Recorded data
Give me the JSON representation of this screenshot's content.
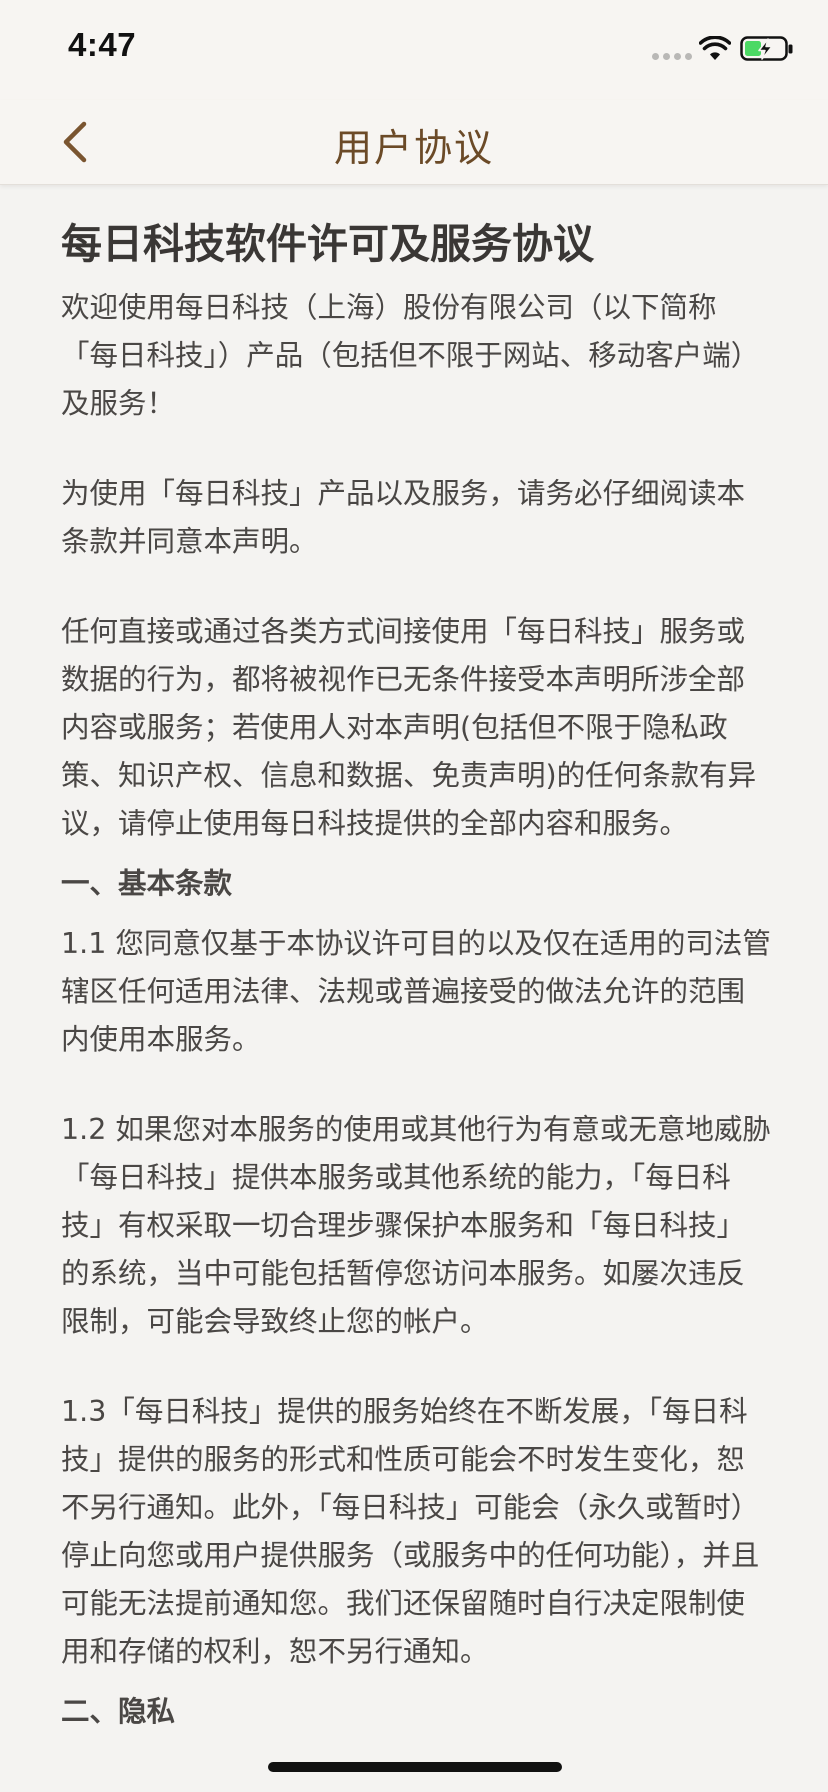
{
  "status_bar": {
    "time": "4:47"
  },
  "nav": {
    "title": "用户协议"
  },
  "document": {
    "title": "每日科技软件许可及服务协议",
    "intro_1": "欢迎使用每日科技（上海）股份有限公司（以下简称「每日科技」）产品（包括但不限于网站、移动客户端）及服务！",
    "intro_2": "为使用「每日科技」产品以及服务，请务必仔细阅读本条款并同意本声明。",
    "intro_3": "任何直接或通过各类方式间接使用「每日科技」服务或数据的行为，都将被视作已无条件接受本声明所涉全部内容或服务；若使用人对本声明(包括但不限于隐私政策、知识产权、信息和数据、免责声明)的任何条款有异议，请停止使用每日科技提供的全部内容和服务。",
    "section_1_heading": "一、基本条款",
    "clause_1_1": "1.1 您同意仅基于本协议许可目的以及仅在适用的司法管辖区任何适用法律、法规或普遍接受的做法允许的范围内使用本服务。",
    "clause_1_2": "1.2 如果您对本服务的使用或其他行为有意或无意地威胁「每日科技」提供本服务或其他系统的能力，「每日科技」有权采取一切合理步骤保护本服务和「每日科技」的系统，当中可能包括暂停您访问本服务。如屡次违反限制，可能会导致终止您的帐户。",
    "clause_1_3": "1.3「每日科技」提供的服务始终在不断发展，「每日科技」提供的服务的形式和性质可能会不时发生变化，恕不另行通知。此外，「每日科技」可能会（永久或暂时）停止向您或用户提供服务（或服务中的任何功能），并且可能无法提前通知您。我们还保留随时自行决定限制使用和存储的权利，恕不另行通知。",
    "section_2_heading": "二、隐私"
  },
  "colors": {
    "nav_title": "#6b4a27",
    "back_icon": "#7a5530",
    "battery_fill": "#4cd964"
  }
}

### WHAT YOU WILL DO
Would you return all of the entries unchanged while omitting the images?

### TASK ANSWER
Give me the JSON representation of this screenshot's content.
{
  "status_bar": {
    "time": "4:47"
  },
  "nav": {
    "title": "用户协议"
  },
  "document": {
    "title": "每日科技软件许可及服务协议",
    "intro_1": "欢迎使用每日科技（上海）股份有限公司（以下简称「每日科技」）产品（包括但不限于网站、移动客户端）及服务！",
    "intro_2": "为使用「每日科技」产品以及服务，请务必仔细阅读本条款并同意本声明。",
    "intro_3": "任何直接或通过各类方式间接使用「每日科技」服务或数据的行为，都将被视作已无条件接受本声明所涉全部内容或服务；若使用人对本声明(包括但不限于隐私政策、知识产权、信息和数据、免责声明)的任何条款有异议，请停止使用每日科技提供的全部内容和服务。",
    "section_1_heading": "一、基本条款",
    "clause_1_1": "1.1 您同意仅基于本协议许可目的以及仅在适用的司法管辖区任何适用法律、法规或普遍接受的做法允许的范围内使用本服务。",
    "clause_1_2": "1.2 如果您对本服务的使用或其他行为有意或无意地威胁「每日科技」提供本服务或其他系统的能力，「每日科技」有权采取一切合理步骤保护本服务和「每日科技」的系统，当中可能包括暂停您访问本服务。如屡次违反限制，可能会导致终止您的帐户。",
    "clause_1_3": "1.3「每日科技」提供的服务始终在不断发展，「每日科技」提供的服务的形式和性质可能会不时发生变化，恕不另行通知。此外，「每日科技」可能会（永久或暂时）停止向您或用户提供服务（或服务中的任何功能），并且可能无法提前通知您。我们还保留随时自行决定限制使用和存储的权利，恕不另行通知。",
    "section_2_heading": "二、隐私"
  },
  "colors": {
    "nav_title": "#6b4a27",
    "back_icon": "#7a5530",
    "battery_fill": "#4cd964"
  }
}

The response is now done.